Your task:
The records must be duplicated exactly, with every picture left out.

Source data:
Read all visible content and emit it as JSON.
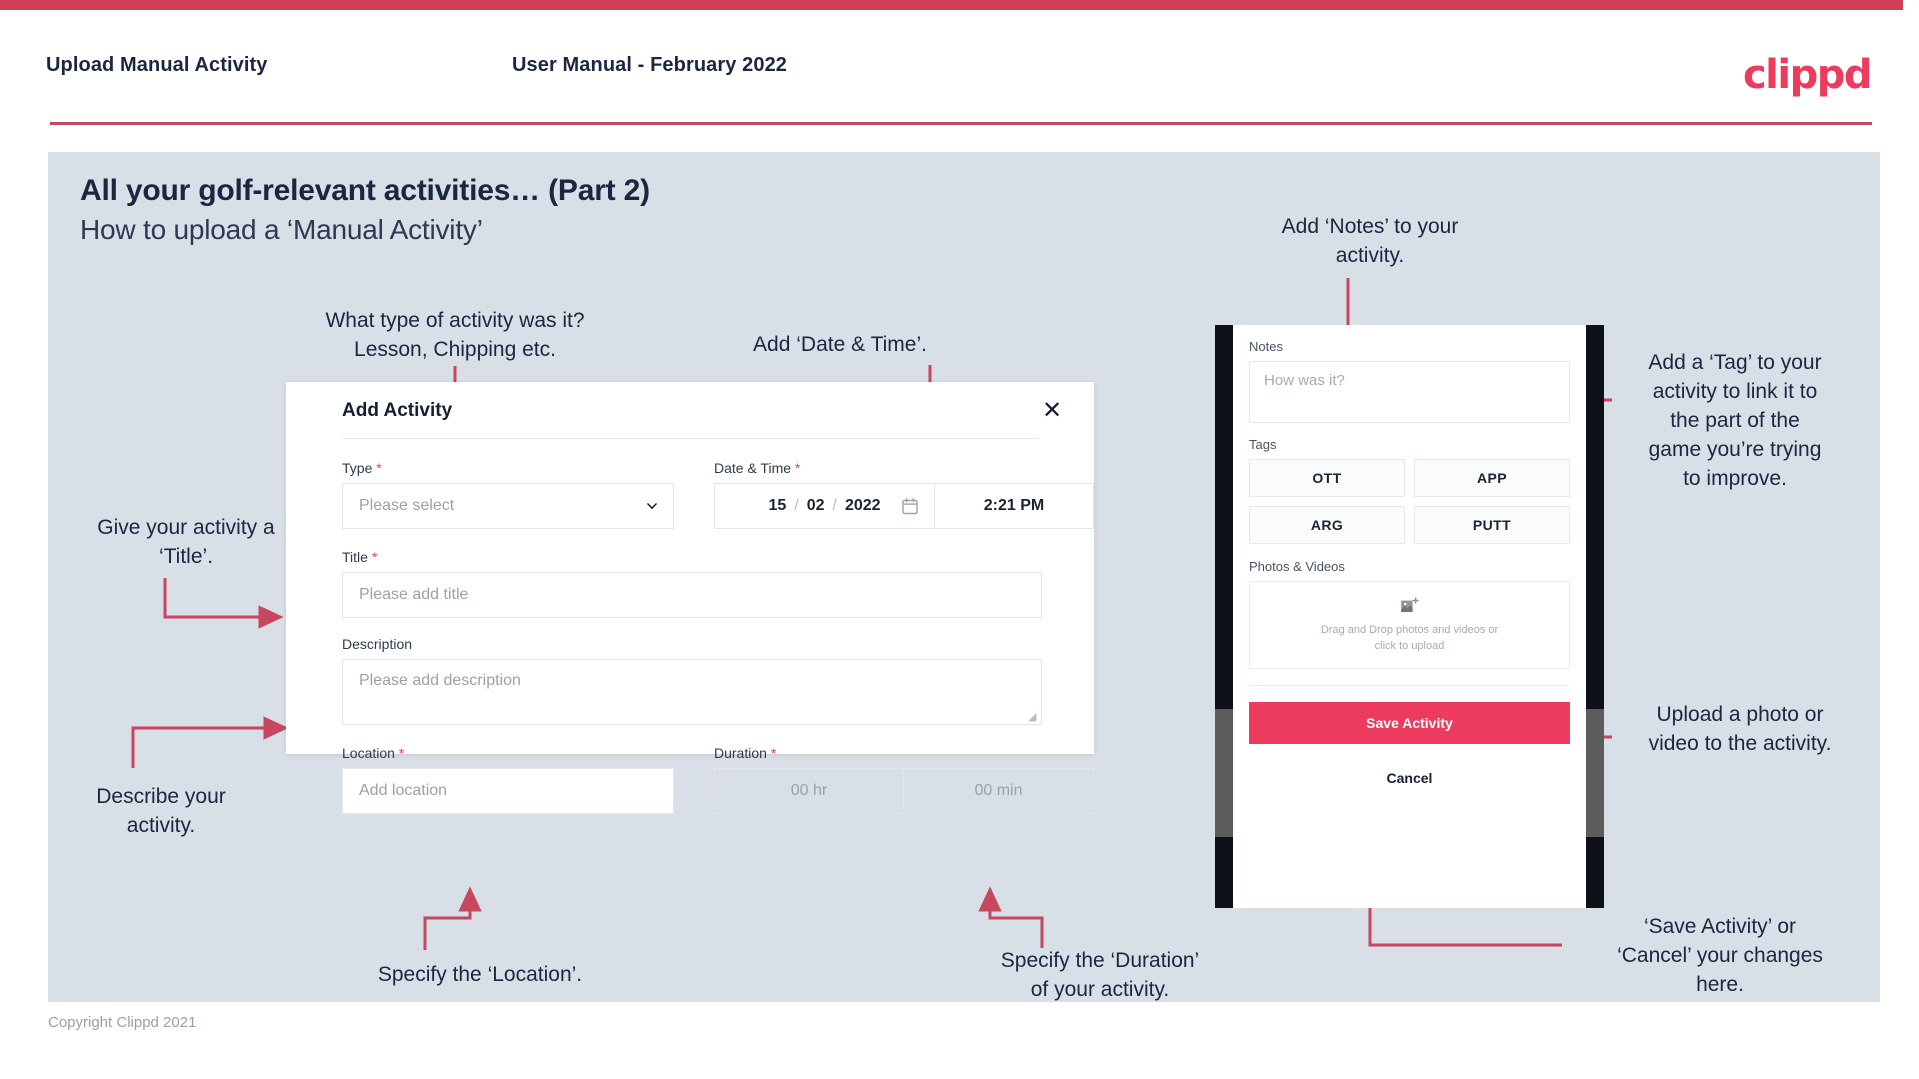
{
  "header": {
    "title": "Upload Manual Activity",
    "subtitle": "User Manual - February 2022",
    "logo": "clippd"
  },
  "slide": {
    "title": "All your golf-relevant activities… (Part 2)",
    "subtitle": "How to upload a ‘Manual Activity’"
  },
  "annotations": {
    "type_hint": "What type of activity was it?\nLesson, Chipping etc.",
    "datetime_hint": "Add ‘Date & Time’.",
    "title_hint": "Give your activity a\n‘Title’.",
    "description_hint": "Describe your\nactivity.",
    "location_hint": "Specify the ‘Location’.",
    "duration_hint": "Specify the ‘Duration’\nof your activity.",
    "notes_hint": "Add ‘Notes’ to your\nactivity.",
    "tags_hint": "Add a ‘Tag’ to your\nactivity to link it to\nthe part of the\ngame you’re trying\nto improve.",
    "upload_hint": "Upload a photo or\nvideo to the activity.",
    "save_cancel_hint": "‘Save Activity’ or\n‘Cancel’ your changes\nhere."
  },
  "dialog": {
    "title": "Add Activity",
    "close_icon": "close-icon",
    "fields": {
      "type": {
        "label": "Type",
        "required": "*",
        "placeholder": "Please select",
        "chevron_icon": "chevron-down-icon"
      },
      "datetime": {
        "label": "Date & Time",
        "required": "*",
        "day": "15",
        "month": "02",
        "year": "2022",
        "separator": "/",
        "time": "2:21 PM",
        "calendar_icon": "calendar-icon"
      },
      "title": {
        "label": "Title",
        "required": "*",
        "placeholder": "Please add title"
      },
      "description": {
        "label": "Description",
        "required": "",
        "placeholder": "Please add description"
      },
      "location": {
        "label": "Location",
        "required": "*",
        "placeholder": "Add location"
      },
      "duration": {
        "label": "Duration",
        "required": "*",
        "hours_placeholder": "00 hr",
        "minutes_placeholder": "00 min"
      }
    }
  },
  "phone": {
    "notes": {
      "label": "Notes",
      "placeholder": "How was it?"
    },
    "tags": {
      "label": "Tags",
      "items": [
        "OTT",
        "APP",
        "ARG",
        "PUTT"
      ]
    },
    "photos": {
      "label": "Photos & Videos",
      "icon": "add-image-icon",
      "line1": "Drag and Drop photos and videos or",
      "line2": "click to upload"
    },
    "save_label": "Save Activity",
    "cancel_label": "Cancel"
  },
  "footer": {
    "copyright": "Copyright Clippd 2021"
  },
  "colors": {
    "brand_pink": "#ec3b5c",
    "header_rule": "#c9465f",
    "panel_bg": "#d8dfe6",
    "text_dark": "#1b2640",
    "arrow": "#c9465f"
  }
}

Exercise output:
Read all visible content and emit it as JSON.
{
  "header": {
    "title": "Upload Manual Activity",
    "subtitle": "User Manual - February 2022",
    "logo": "clippd"
  },
  "slide": {
    "title": "All your golf-relevant activities… (Part 2)",
    "subtitle": "How to upload a ‘Manual Activity’"
  },
  "annotations": {
    "type_hint": "What type of activity was it?\nLesson, Chipping etc.",
    "datetime_hint": "Add ‘Date & Time’.",
    "title_hint": "Give your activity a\n‘Title’.",
    "description_hint": "Describe your\nactivity.",
    "location_hint": "Specify the ‘Location’.",
    "duration_hint": "Specify the ‘Duration’\nof your activity.",
    "notes_hint": "Add ‘Notes’ to your\nactivity.",
    "tags_hint": "Add a ‘Tag’ to your\nactivity to link it to\nthe part of the\ngame you’re trying\nto improve.",
    "upload_hint": "Upload a photo or\nvideo to the activity.",
    "save_cancel_hint": "‘Save Activity’ or\n‘Cancel’ your changes\nhere."
  },
  "dialog": {
    "title": "Add Activity",
    "close_icon": "close-icon",
    "fields": {
      "type": {
        "label": "Type",
        "required": "*",
        "placeholder": "Please select",
        "chevron_icon": "chevron-down-icon"
      },
      "datetime": {
        "label": "Date & Time",
        "required": "*",
        "day": "15",
        "month": "02",
        "year": "2022",
        "separator": "/",
        "time": "2:21 PM",
        "calendar_icon": "calendar-icon"
      },
      "title": {
        "label": "Title",
        "required": "*",
        "placeholder": "Please add title"
      },
      "description": {
        "label": "Description",
        "required": "",
        "placeholder": "Please add description"
      },
      "location": {
        "label": "Location",
        "required": "*",
        "placeholder": "Add location"
      },
      "duration": {
        "label": "Duration",
        "required": "*",
        "hours_placeholder": "00 hr",
        "minutes_placeholder": "00 min"
      }
    }
  },
  "phone": {
    "notes": {
      "label": "Notes",
      "placeholder": "How was it?"
    },
    "tags": {
      "label": "Tags",
      "items": [
        "OTT",
        "APP",
        "ARG",
        "PUTT"
      ]
    },
    "photos": {
      "label": "Photos & Videos",
      "icon": "add-image-icon",
      "line1": "Drag and Drop photos and videos or",
      "line2": "click to upload"
    },
    "save_label": "Save Activity",
    "cancel_label": "Cancel"
  },
  "footer": {
    "copyright": "Copyright Clippd 2021"
  },
  "colors": {
    "brand_pink": "#ec3b5c",
    "header_rule": "#c9465f",
    "panel_bg": "#d8dfe6",
    "text_dark": "#1b2640",
    "arrow": "#c9465f"
  }
}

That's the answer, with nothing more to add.